But how risky is the stock?

Grand Theft Auto game art depicting character riding a jet ski.

IMAGE SOURCE: ROCKSTARGAMES.COM

Reliance on Grand Theft Auto

The strong sales of GTA V have served shareholders well, but this also presents an element of uncertainty for investors going forward. The 4-year-old game accounted for an astounding 37.4% of Take-Two's revenue in the first six months of fiscal 2018, a period that ran through the end of September.

Generating such a high percentage of sales from one title obviously creates a risk that the next installment won't be as successful, causing lower revenue and earnings.

As we saw with Activision Blizzard's Call of Duty: Infinite Warfare in fall 2016, game companies can sometimes disappoint even with games that have a wide following. However, lower sales of Infinite Warfare didn't even cause a dent in Activision's financial results because the company is so diversified with several top-selling franchises to pick up the slack -- something Take-Two lacks right now.

That said, GTA V may be Take-Two's ticket to building diversification as management begins to use profits the game has generated to invest in new opportunities.

Financial fortitude

Since GTA V launched four years ago, Take-Two has built up a larger cash hoard on its balance sheet, and it's also reduced debt. These extra resources give management flexibility to invest in the development of potentially new franchises and make profitable acquisitions -- a unique position Take-Two hasn't been in before.

The following table shows Take-Two's financial position right before the release of GTA V in 2013 compared to the most recent quarter.

Metric As of September 30, 2017 As of June 30, 2013
Cash $1.263 billion $646.3 million
Debt $52.4 million $408.9 million

DATA SOURCE: 10-K AND 10-Q SEC FILINGS.

Management is starting to put its more than $1 billion in cash to work for shareholders, diversifying the company's revenue channels, as they did earlier this year with the acquisitions of Social Point and the maker of the PC game Kerbal Space Program.
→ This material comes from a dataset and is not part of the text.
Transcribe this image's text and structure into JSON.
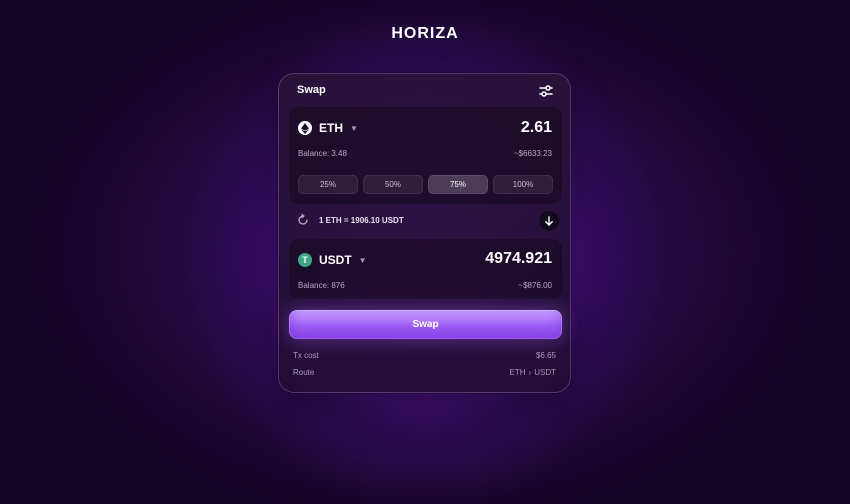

Part of management's strategy is to expand their offerings to new emerging gaming platforms such as smartphones and tablets, while staying focused on developing a select few console titles that offer the best return on investment.

Take-Two has been one of the more risky video game stocks to own in the past because of its dependence on GTA, but that risk should gradually diminish over time as it uses its newfound treasure trove to invest in the mobile game market, new franchises, and esports.

Recurrent consumer spending 

Another way Take-Two is becoming less risky is through the release of additional content offerings that players can purchase while playing. This lessens dependence on new game sales, and generates a more predictable stream of revenue.

An example of this is GTA Online or NBA 2K's virtual currency, which have become important contributors to Take-Two's recurrent consumer spending, which totaled 44.9% of total revenue in the first six months of fiscal 2018, up from 30.9% in the prior year's comparable period.

Management is planning an online component for next year's release of Red Dead Redemption 2 similar to GTA Online, which means Red Dead 2 will likely generate more revenue over time from digital in-game content than initial purchases of the game.

The digital distribution strategy Take-Two is pursuing is still in the early innings. Management expects digital revenue (which includes recurrent spending) to become a larger part of the business over time. As that happens, profits should continue to grow, since digitally delivered content is less costly to produce than physical goods.

Valuation

Finally, we have Take-Two's stock to think about.

The huge gains over the last few years have left the stock trading for 24 times forward earnings estimates for fiscal 2019, which is higher than the forward P/E of 19.5 for the average stock in the S&P 500 Index. There's a lot of growth baked in to Take-Two's valuation, but I believe those high expectations are justified.

If the company can begin to string together hit games starting with Red Dead Redemption 2 next year, there should be a growing stream of profits to follow, especially with a steady stream of additional content offerings. 

Growth stocks are going to trade for high P/E ratios -- that's a given. But as management allocates more capital toward new opportunities, Take-Two will likely look a lot different in 10 years than it does today. Investors with a long time horizon to invest should feel comfortable owning Take-Two shares in their portfolio.

John Ballard owns shares of Activision Blizzard. The Motley Fool owns shares of and recommends Activision Blizzard and Take-Two Interactive. The Motley Fool has a disclosure policy.